### How to complete this task
Make an exact copy of all the entries below, with the pictures left out.

Provided records: Begin

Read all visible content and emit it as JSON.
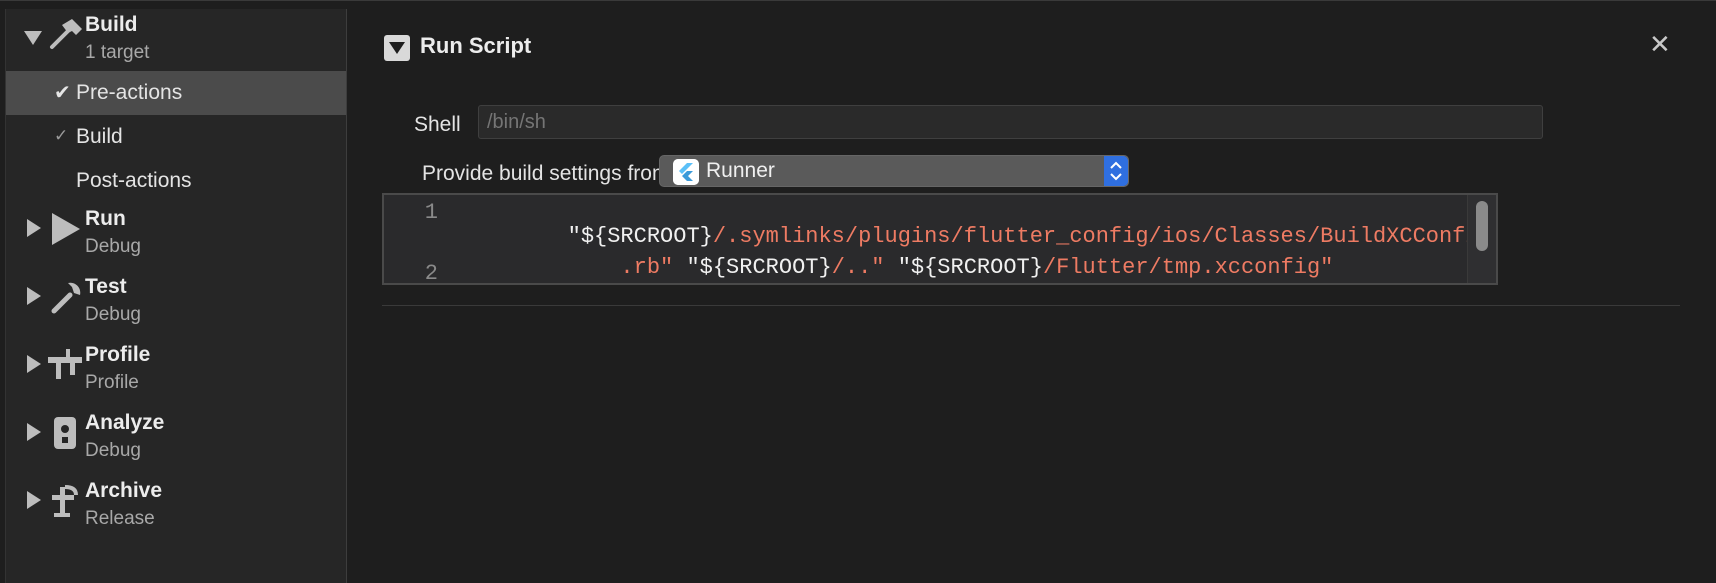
{
  "sidebar": {
    "schemes": [
      {
        "title": "Build",
        "subtitle": "1 target",
        "icon": "hammer-icon",
        "expanded": true
      },
      {
        "title": "Run",
        "subtitle": "Debug",
        "icon": "play-icon",
        "expanded": false
      },
      {
        "title": "Test",
        "subtitle": "Debug",
        "icon": "wrench-icon",
        "expanded": false
      },
      {
        "title": "Profile",
        "subtitle": "Profile",
        "icon": "caliper-icon",
        "expanded": false
      },
      {
        "title": "Analyze",
        "subtitle": "Debug",
        "icon": "analyze-icon",
        "expanded": false
      },
      {
        "title": "Archive",
        "subtitle": "Release",
        "icon": "archive-icon",
        "expanded": false
      }
    ],
    "build_phases": [
      {
        "label": "Pre-actions",
        "checked": true,
        "selected": true
      },
      {
        "label": "Build",
        "checked": true,
        "selected": false
      },
      {
        "label": "Post-actions",
        "checked": false,
        "selected": false
      }
    ],
    "check_glyph": "✔",
    "check_glyph_dim": "✓"
  },
  "run_script": {
    "title": "Run Script",
    "close_glyph": "✕",
    "shell_label": "Shell",
    "shell_placeholder": "/bin/sh",
    "provide_label": "Provide build settings from",
    "provide_value": "Runner",
    "code": {
      "line_numbers": [
        "1",
        "2"
      ],
      "line1": [
        {
          "t": "\"${SRCROOT}",
          "c": "str"
        },
        {
          "t": "/.symlinks/plugins/flutter_config/ios/Classes/BuildXCConfig",
          "c": "path"
        }
      ],
      "line2": [
        {
          "t": "    .rb\"",
          "c": "path"
        },
        {
          "t": " \"${SRCROOT}",
          "c": "str"
        },
        {
          "t": "/..\"",
          "c": "path"
        },
        {
          "t": " \"${SRCROOT}",
          "c": "str"
        },
        {
          "t": "/Flutter/tmp.xcconfig\"",
          "c": "path"
        }
      ]
    }
  },
  "colors": {
    "accent": "#2f6fe0",
    "code_path": "#ee7b63",
    "selected_row": "#4b4b4b"
  }
}
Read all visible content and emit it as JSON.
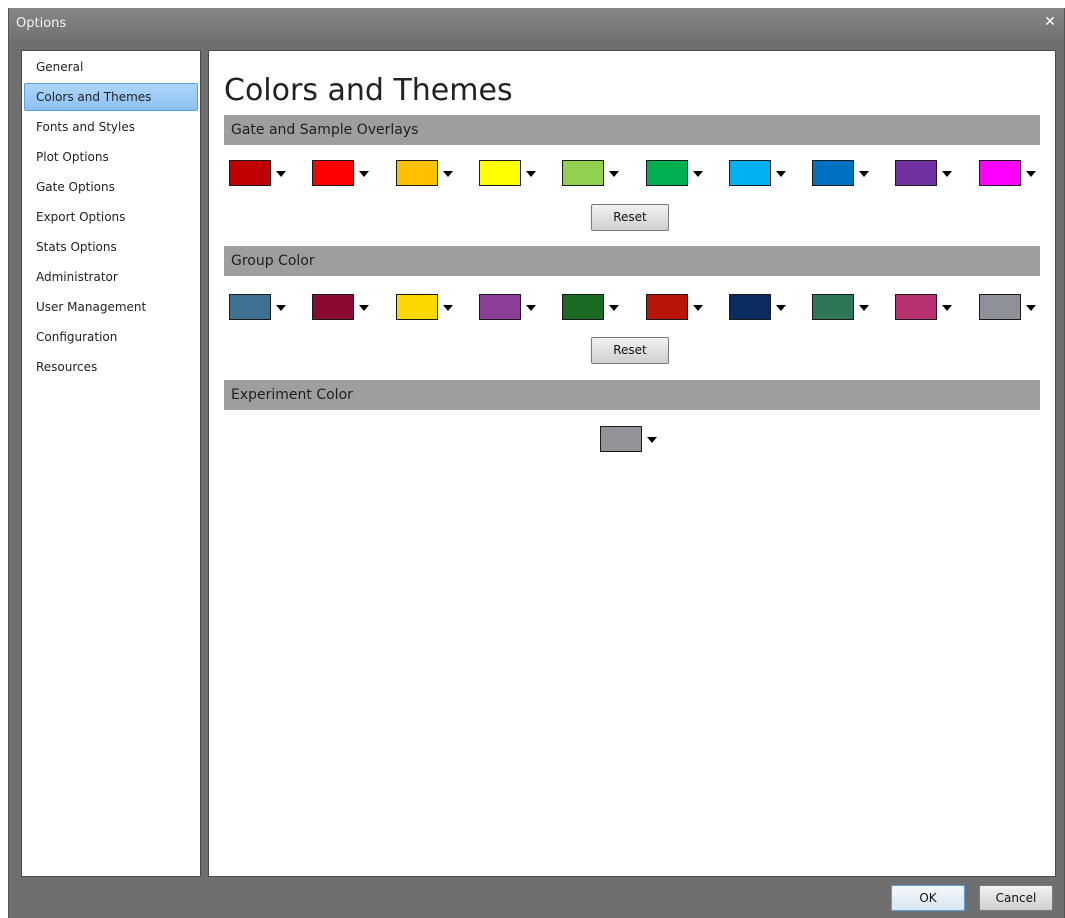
{
  "window": {
    "title": "Options",
    "close_icon": "close-icon"
  },
  "sidebar": {
    "selected_index": 1,
    "items": [
      {
        "label": "General"
      },
      {
        "label": "Colors and Themes"
      },
      {
        "label": "Fonts and Styles"
      },
      {
        "label": "Plot Options"
      },
      {
        "label": "Gate Options"
      },
      {
        "label": "Export Options"
      },
      {
        "label": "Stats Options"
      },
      {
        "label": "Administrator"
      },
      {
        "label": "User Management"
      },
      {
        "label": "Configuration"
      },
      {
        "label": "Resources"
      }
    ]
  },
  "main": {
    "title": "Colors and Themes",
    "gate_overlays": {
      "header": "Gate and Sample Overlays",
      "colors": [
        "#c00000",
        "#ff0000",
        "#ffc000",
        "#ffff00",
        "#92d050",
        "#00b050",
        "#00b0f0",
        "#0070c0",
        "#7030a0",
        "#ff00ff"
      ],
      "reset_label": "Reset"
    },
    "group_color": {
      "header": "Group Color",
      "colors": [
        "#3f7193",
        "#8b0a32",
        "#ffd700",
        "#8c3f96",
        "#1b6b23",
        "#b81408",
        "#0c2b5e",
        "#2e7656",
        "#b83272",
        "#8f9198"
      ],
      "reset_label": "Reset"
    },
    "experiment_color": {
      "header": "Experiment Color",
      "color": "#929298"
    }
  },
  "footer": {
    "ok_label": "OK",
    "cancel_label": "Cancel"
  }
}
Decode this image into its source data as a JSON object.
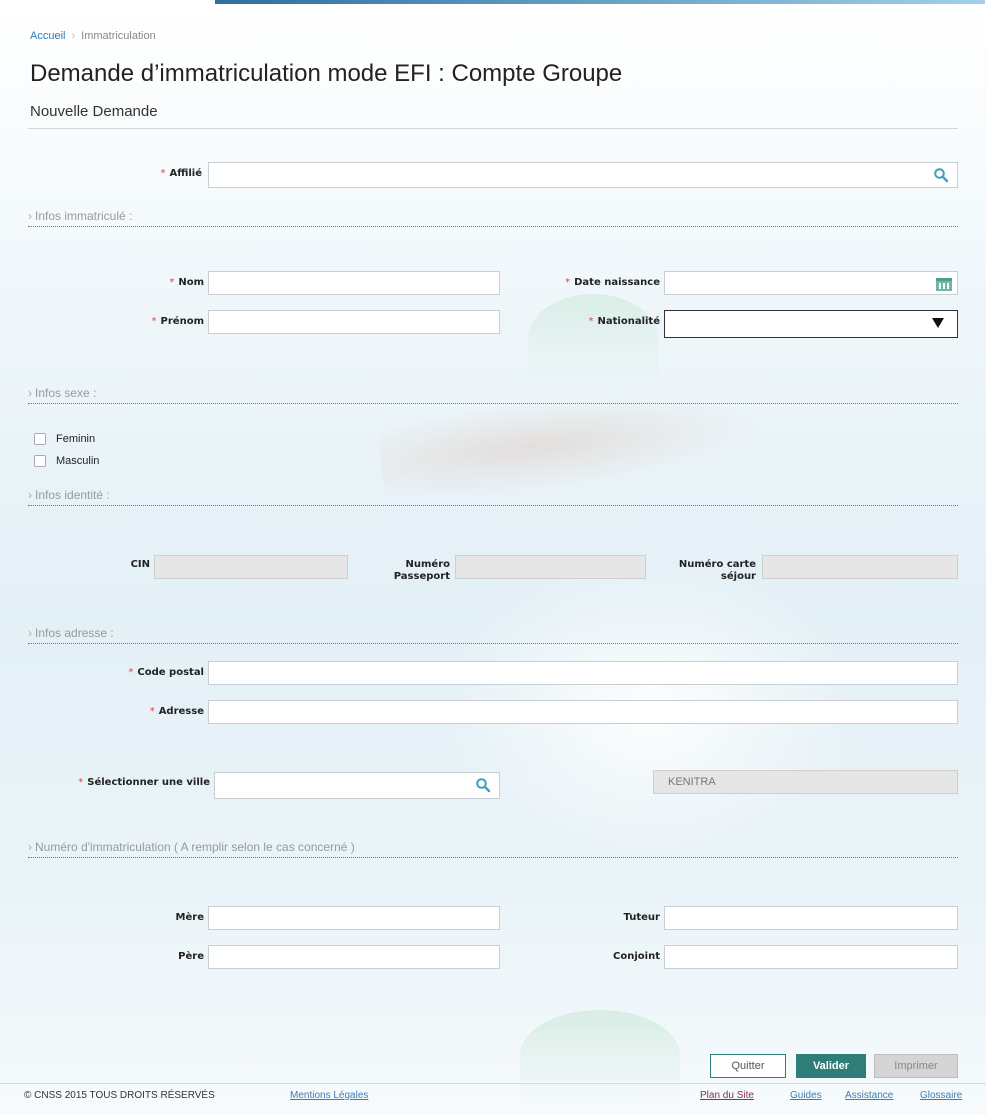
{
  "breadcrumb": {
    "home": "Accueil",
    "current": "Immatriculation"
  },
  "page": {
    "title": "Demande d’immatriculation mode EFI : Compte Groupe",
    "subtitle": "Nouvelle Demande"
  },
  "affilie": {
    "label": "Affilié",
    "value": ""
  },
  "infos_immatricule": {
    "section_title": "Infos immatriculé :",
    "nom": {
      "label": "Nom",
      "value": ""
    },
    "prenom": {
      "label": "Prénom",
      "value": ""
    },
    "date_naissance": {
      "label": "Date naissance",
      "value": ""
    },
    "nationalite": {
      "label": "Nationalité",
      "value": ""
    }
  },
  "infos_sexe": {
    "section_title": "Infos sexe :",
    "options": [
      "Feminin",
      "Masculin"
    ]
  },
  "infos_identite": {
    "section_title": "Infos identité :",
    "cin": {
      "label": "CIN",
      "value": ""
    },
    "passeport": {
      "label_line1": "Numéro",
      "label_line2": "Passeport",
      "value": ""
    },
    "carte_sejour": {
      "label_line1": "Numéro carte",
      "label_line2": "séjour",
      "value": ""
    }
  },
  "infos_adresse": {
    "section_title": "Infos adresse :",
    "code_postal": {
      "label": "Code postal",
      "value": ""
    },
    "adresse": {
      "label": "Adresse",
      "value": ""
    },
    "ville": {
      "label": "Sélectionner une ville",
      "value": "",
      "selected": "KENITRA"
    }
  },
  "numero_immatriculation": {
    "section_title": "Numéro d'immatriculation ( A remplir selon le cas concerné )",
    "mere": {
      "label": "Mère",
      "value": ""
    },
    "pere": {
      "label": "Père",
      "value": ""
    },
    "tuteur": {
      "label": "Tuteur",
      "value": ""
    },
    "conjoint": {
      "label": "Conjoint",
      "value": ""
    }
  },
  "buttons": {
    "quit": "Quitter",
    "validate": "Valider",
    "print": "Imprimer"
  },
  "footer": {
    "copyright": "© CNSS 2015 TOUS DROITS RÉSERVÉS",
    "mentions": "Mentions Légales",
    "links": {
      "plan": "Plan du Site",
      "guides": "Guides",
      "assistance": "Assistance",
      "glossaire": "Glossaire"
    }
  },
  "icons": {
    "search": "search-icon",
    "calendar": "calendar-icon",
    "dropdown": "dropdown-arrow-icon"
  },
  "colors": {
    "accent": "#2e7d78",
    "required": "#e04040",
    "link": "#3d7db5",
    "search_icon": "#3aa0c8"
  }
}
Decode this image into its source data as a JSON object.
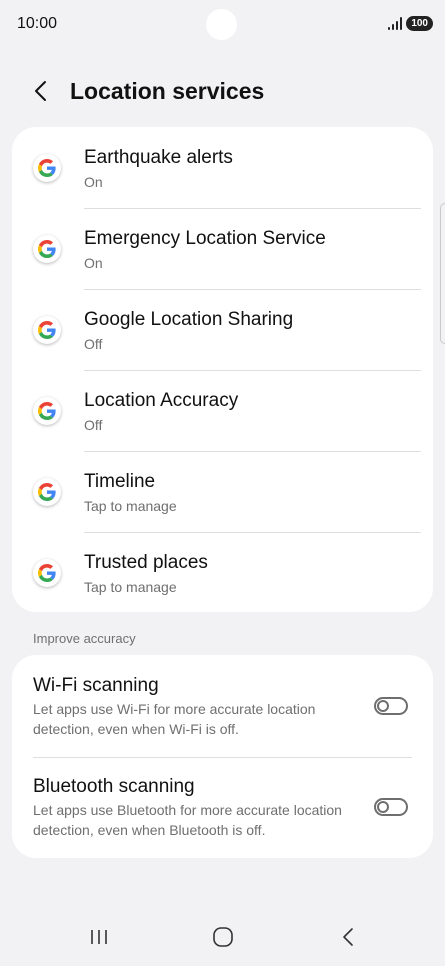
{
  "status_bar": {
    "time": "10:00",
    "battery": "100",
    "signal_icon": "signal-icon"
  },
  "header": {
    "back_icon": "chevron-left-icon",
    "title": "Location services"
  },
  "services": [
    {
      "title": "Earthquake alerts",
      "subtitle": "On",
      "icon": "google-icon"
    },
    {
      "title": "Emergency Location Service",
      "subtitle": "On",
      "icon": "google-icon"
    },
    {
      "title": "Google Location Sharing",
      "subtitle": "Off",
      "icon": "google-icon"
    },
    {
      "title": "Location Accuracy",
      "subtitle": "Off",
      "icon": "google-icon"
    },
    {
      "title": "Timeline",
      "subtitle": "Tap to manage",
      "icon": "google-icon"
    },
    {
      "title": "Trusted places",
      "subtitle": "Tap to manage",
      "icon": "google-icon"
    }
  ],
  "improve_accuracy": {
    "header": "Improve accuracy",
    "items": [
      {
        "title": "Wi-Fi scanning",
        "description": "Let apps use Wi-Fi for more accurate location detection, even when Wi-Fi is off.",
        "enabled": false
      },
      {
        "title": "Bluetooth scanning",
        "description": "Let apps use Bluetooth for more accurate location detection, even when Bluetooth is off.",
        "enabled": false
      }
    ]
  },
  "nav_bar": {
    "recents_icon": "recents-icon",
    "home_icon": "home-icon",
    "back_icon": "back-icon"
  },
  "colors": {
    "background": "#f2f2f4",
    "card": "#ffffff",
    "primary_text": "#111111",
    "secondary_text": "#6f6f6f",
    "toggle_off": "#6e6e6e",
    "google_blue": "#4285F4",
    "google_red": "#EA4335",
    "google_yellow": "#FBBC05",
    "google_green": "#34A853"
  }
}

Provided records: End

### Exercise result
Read all visible content and emit it as JSON.
{
  "sidebar": {
    "schemes": [
      {
        "title": "Build",
        "subtitle": "1 target",
        "icon": "hammer-icon",
        "expanded": true
      },
      {
        "title": "Run",
        "subtitle": "Debug",
        "icon": "play-icon",
        "expanded": false
      },
      {
        "title": "Test",
        "subtitle": "Debug",
        "icon": "wrench-icon",
        "expanded": false
      },
      {
        "title": "Profile",
        "subtitle": "Profile",
        "icon": "caliper-icon",
        "expanded": false
      },
      {
        "title": "Analyze",
        "subtitle": "Debug",
        "icon": "analyze-icon",
        "expanded": false
      },
      {
        "title": "Archive",
        "subtitle": "Release",
        "icon": "archive-icon",
        "expanded": false
      }
    ],
    "build_phases": [
      {
        "label": "Pre-actions",
        "checked": true,
        "selected": true
      },
      {
        "label": "Build",
        "checked": true,
        "selected": false
      },
      {
        "label": "Post-actions",
        "checked": false,
        "selected": false
      }
    ],
    "check_glyph": "✔",
    "check_glyph_dim": "✓"
  },
  "run_script": {
    "title": "Run Script",
    "close_glyph": "✕",
    "shell_label": "Shell",
    "shell_placeholder": "/bin/sh",
    "provide_label": "Provide build settings from",
    "provide_value": "Runner",
    "code": {
      "line_numbers": [
        "1",
        "2"
      ],
      "line1": [
        {
          "t": "\"${SRCROOT}",
          "c": "str"
        },
        {
          "t": "/.symlinks/plugins/flutter_config/ios/Classes/BuildXCConfig",
          "c": "path"
        }
      ],
      "line2": [
        {
          "t": "    .rb\"",
          "c": "path"
        },
        {
          "t": " \"${SRCROOT}",
          "c": "str"
        },
        {
          "t": "/..\"",
          "c": "path"
        },
        {
          "t": " \"${SRCROOT}",
          "c": "str"
        },
        {
          "t": "/Flutter/tmp.xcconfig\"",
          "c": "path"
        }
      ]
    }
  },
  "colors": {
    "accent": "#2f6fe0",
    "code_path": "#ee7b63",
    "selected_row": "#4b4b4b"
  }
}
Read all visible content and emit it as JSON.
{
  "window": {
    "title": "Options",
    "close_icon": "close-icon"
  },
  "sidebar": {
    "selected_index": 1,
    "items": [
      {
        "label": "General"
      },
      {
        "label": "Colors and Themes"
      },
      {
        "label": "Fonts and Styles"
      },
      {
        "label": "Plot Options"
      },
      {
        "label": "Gate Options"
      },
      {
        "label": "Export Options"
      },
      {
        "label": "Stats Options"
      },
      {
        "label": "Administrator"
      },
      {
        "label": "User Management"
      },
      {
        "label": "Configuration"
      },
      {
        "label": "Resources"
      }
    ]
  },
  "main": {
    "title": "Colors and Themes",
    "gate_overlays": {
      "header": "Gate and Sample Overlays",
      "colors": [
        "#c00000",
        "#ff0000",
        "#ffc000",
        "#ffff00",
        "#92d050",
        "#00b050",
        "#00b0f0",
        "#0070c0",
        "#7030a0",
        "#ff00ff"
      ],
      "reset_label": "Reset"
    },
    "group_color": {
      "header": "Group Color",
      "colors": [
        "#3f7193",
        "#8b0a32",
        "#ffd700",
        "#8c3f96",
        "#1b6b23",
        "#b81408",
        "#0c2b5e",
        "#2e7656",
        "#b83272",
        "#8f9198"
      ],
      "reset_label": "Reset"
    },
    "experiment_color": {
      "header": "Experiment Color",
      "color": "#929298"
    }
  },
  "footer": {
    "ok_label": "OK",
    "cancel_label": "Cancel"
  }
}
Decode this image into its source data as a JSON object.
{
  "breadcrumb": {
    "home": "Accueil",
    "current": "Immatriculation"
  },
  "page": {
    "title": "Demande d’immatriculation mode EFI : Compte Groupe",
    "subtitle": "Nouvelle Demande"
  },
  "affilie": {
    "label": "Affilié",
    "value": ""
  },
  "infos_immatricule": {
    "section_title": "Infos immatriculé :",
    "nom": {
      "label": "Nom",
      "value": ""
    },
    "prenom": {
      "label": "Prénom",
      "value": ""
    },
    "date_naissance": {
      "label": "Date naissance",
      "value": ""
    },
    "nationalite": {
      "label": "Nationalité",
      "value": ""
    }
  },
  "infos_sexe": {
    "section_title": "Infos sexe :",
    "options": [
      "Feminin",
      "Masculin"
    ]
  },
  "infos_identite": {
    "section_title": "Infos identité :",
    "cin": {
      "label": "CIN",
      "value": ""
    },
    "passeport": {
      "label_line1": "Numéro",
      "label_line2": "Passeport",
      "value": ""
    },
    "carte_sejour": {
      "label_line1": "Numéro carte",
      "label_line2": "séjour",
      "value": ""
    }
  },
  "infos_adresse": {
    "section_title": "Infos adresse :",
    "code_postal": {
      "label": "Code postal",
      "value": ""
    },
    "adresse": {
      "label": "Adresse",
      "value": ""
    },
    "ville": {
      "label": "Sélectionner une ville",
      "value": "",
      "selected": "KENITRA"
    }
  },
  "numero_immatriculation": {
    "section_title": "Numéro d'immatriculation ( A remplir selon le cas concerné )",
    "mere": {
      "label": "Mère",
      "value": ""
    },
    "pere": {
      "label": "Père",
      "value": ""
    },
    "tuteur": {
      "label": "Tuteur",
      "value": ""
    },
    "conjoint": {
      "label": "Conjoint",
      "value": ""
    }
  },
  "buttons": {
    "quit": "Quitter",
    "validate": "Valider",
    "print": "Imprimer"
  },
  "footer": {
    "copyright": "© CNSS 2015 TOUS DROITS RÉSERVÉS",
    "mentions": "Mentions Légales",
    "links": {
      "plan": "Plan du Site",
      "guides": "Guides",
      "assistance": "Assistance",
      "glossaire": "Glossaire"
    }
  },
  "icons": {
    "search": "search-icon",
    "calendar": "calendar-icon",
    "dropdown": "dropdown-arrow-icon"
  },
  "colors": {
    "accent": "#2e7d78",
    "required": "#e04040",
    "link": "#3d7db5",
    "search_icon": "#3aa0c8"
  }
}
Decode this image into its source data as a JSON object.
{
  "status_bar": {
    "time": "10:00",
    "battery": "100",
    "signal_icon": "signal-icon"
  },
  "header": {
    "back_icon": "chevron-left-icon",
    "title": "Location services"
  },
  "services": [
    {
      "title": "Earthquake alerts",
      "subtitle": "On",
      "icon": "google-icon"
    },
    {
      "title": "Emergency Location Service",
      "subtitle": "On",
      "icon": "google-icon"
    },
    {
      "title": "Google Location Sharing",
      "subtitle": "Off",
      "icon": "google-icon"
    },
    {
      "title": "Location Accuracy",
      "subtitle": "Off",
      "icon": "google-icon"
    },
    {
      "title": "Timeline",
      "subtitle": "Tap to manage",
      "icon": "google-icon"
    },
    {
      "title": "Trusted places",
      "subtitle": "Tap to manage",
      "icon": "google-icon"
    }
  ],
  "improve_accuracy": {
    "header": "Improve accuracy",
    "items": [
      {
        "title": "Wi-Fi scanning",
        "description": "Let apps use Wi-Fi for more accurate location detection, even when Wi-Fi is off.",
        "enabled": false
      },
      {
        "title": "Bluetooth scanning",
        "description": "Let apps use Bluetooth for more accurate location detection, even when Bluetooth is off.",
        "enabled": false
      }
    ]
  },
  "nav_bar": {
    "recents_icon": "recents-icon",
    "home_icon": "home-icon",
    "back_icon": "back-icon"
  },
  "colors": {
    "background": "#f2f2f4",
    "card": "#ffffff",
    "primary_text": "#111111",
    "secondary_text": "#6f6f6f",
    "toggle_off": "#6e6e6e",
    "google_blue": "#4285F4",
    "google_red": "#EA4335",
    "google_yellow": "#FBBC05",
    "google_green": "#34A853"
  }
}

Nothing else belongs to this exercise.